By Gene J. Parola
The square paving stones had been laid in arcs across the expanse of Taksim Park when the Metro station was completed. This broad space, shone white in the spring sun.
The stark contrast of the crimson pool set against the rigid repetition of the squares caused her to think again about the graphic impact that a single brilliant color made on a blank background. As she sank to one knee, her artist’s eye searched for a balance between the changing relationship of the background squares and the circular pool.
But, the composition had shifted radically. The oval pool was crowded into the top corner of her field of vision and each stone on the slope below, now bordered in the red, sprang from the background.
“A study in red and square, I’d call it,” she said, her head nearer the composition. “If I had time.”
The composition changed even more radically now, the green triangle of her mini-skirt cut across the bottom of the grid. But her changed position was distorting everything. On the level of the stones, the squares became parallelograms. Distorted ones while her left eye was still open — not so much when viewed with just the right.
“When I had time.”
Then the left wouldn’t open — the monocular vision flattened the composition further.
As her chic-short hair sank again into the sticky pool, “Another time,” she whispered.
“Whore!” he spat, shaking the bloodied Koran before her one good eye.
“In another life, maybe. If I have time.” She smiled.
And the eye closed.
God, she was beautiful! The wanton legs! The short skirt. Her hair!
The scripture is right. They rouse a man. They inflame him to passion. To sin. My member swells at the thought of her, the wind blowing her hair — pressing the blouse to her breasts. Men should not have to pray to fight such evil urges.
But you see, that’s what causes it all.
If she would cover her hair —- wear longer skirts, then they could say nothing. Oh, Ashia–she has to say something. And Mehmet! The hypocrite!
She could be an artist — go to the academy. And read and argue the heresies. I am not an ignorant peasant like my neighbors. She could do all this.
She’s so smart. She rebuffed the men who would despoil her. She valued her virginity.
She was stubborn, so proud.
I was proud of her, too.
If she could be more … careful.
They stared at her in the morning when she walked to catch the dolmus! The things they said so her mother would hear!
But it’s done. I did it in Taksim where all could see. Ashia and the others–they will have to gossip of something else.
Her mother will stop crying soon.
Who would have thought the young girl would have so much blood? Was such energy a last gesture of rebellion?
It squirted over my small Koran.
Gene J. Parola, a retired historian, from Koç University in Istanbul, returned home to Hawai’i to write Hawaiian historical fiction.

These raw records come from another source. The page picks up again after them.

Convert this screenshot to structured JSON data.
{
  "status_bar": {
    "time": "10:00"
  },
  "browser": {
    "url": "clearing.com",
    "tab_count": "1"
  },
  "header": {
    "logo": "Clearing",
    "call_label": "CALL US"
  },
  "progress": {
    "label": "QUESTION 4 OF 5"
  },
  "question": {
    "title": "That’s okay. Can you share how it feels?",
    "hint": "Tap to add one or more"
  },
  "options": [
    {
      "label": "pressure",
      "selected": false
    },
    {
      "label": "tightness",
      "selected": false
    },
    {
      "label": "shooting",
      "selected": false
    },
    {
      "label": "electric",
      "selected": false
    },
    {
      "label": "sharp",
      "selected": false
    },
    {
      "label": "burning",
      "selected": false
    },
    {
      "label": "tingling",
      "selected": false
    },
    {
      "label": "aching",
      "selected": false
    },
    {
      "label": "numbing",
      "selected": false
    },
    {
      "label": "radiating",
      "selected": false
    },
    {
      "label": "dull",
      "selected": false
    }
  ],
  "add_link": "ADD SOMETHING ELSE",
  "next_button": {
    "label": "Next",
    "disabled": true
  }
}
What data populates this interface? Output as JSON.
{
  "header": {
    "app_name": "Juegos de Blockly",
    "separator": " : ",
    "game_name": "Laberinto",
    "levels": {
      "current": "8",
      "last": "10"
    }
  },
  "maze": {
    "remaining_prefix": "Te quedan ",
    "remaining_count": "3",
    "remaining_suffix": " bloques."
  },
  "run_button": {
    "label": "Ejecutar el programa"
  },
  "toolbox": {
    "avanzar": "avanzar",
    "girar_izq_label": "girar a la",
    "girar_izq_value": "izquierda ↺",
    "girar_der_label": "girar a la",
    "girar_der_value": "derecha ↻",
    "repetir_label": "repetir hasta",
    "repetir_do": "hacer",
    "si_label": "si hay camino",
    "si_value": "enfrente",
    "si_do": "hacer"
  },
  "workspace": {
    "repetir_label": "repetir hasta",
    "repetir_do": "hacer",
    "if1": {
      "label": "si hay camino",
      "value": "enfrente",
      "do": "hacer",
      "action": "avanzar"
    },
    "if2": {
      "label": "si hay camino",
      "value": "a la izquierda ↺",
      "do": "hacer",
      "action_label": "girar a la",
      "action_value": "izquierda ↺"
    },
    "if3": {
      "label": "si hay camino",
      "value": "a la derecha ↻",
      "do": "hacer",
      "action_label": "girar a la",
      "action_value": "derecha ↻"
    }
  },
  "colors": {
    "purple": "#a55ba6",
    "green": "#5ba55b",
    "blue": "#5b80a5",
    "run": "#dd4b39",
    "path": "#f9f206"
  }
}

His “Lehua” won a national contest 1st prize. He has been published in two volumes of shorts by Bamboo Ridge Press, and has published two mysteries and three anthologies.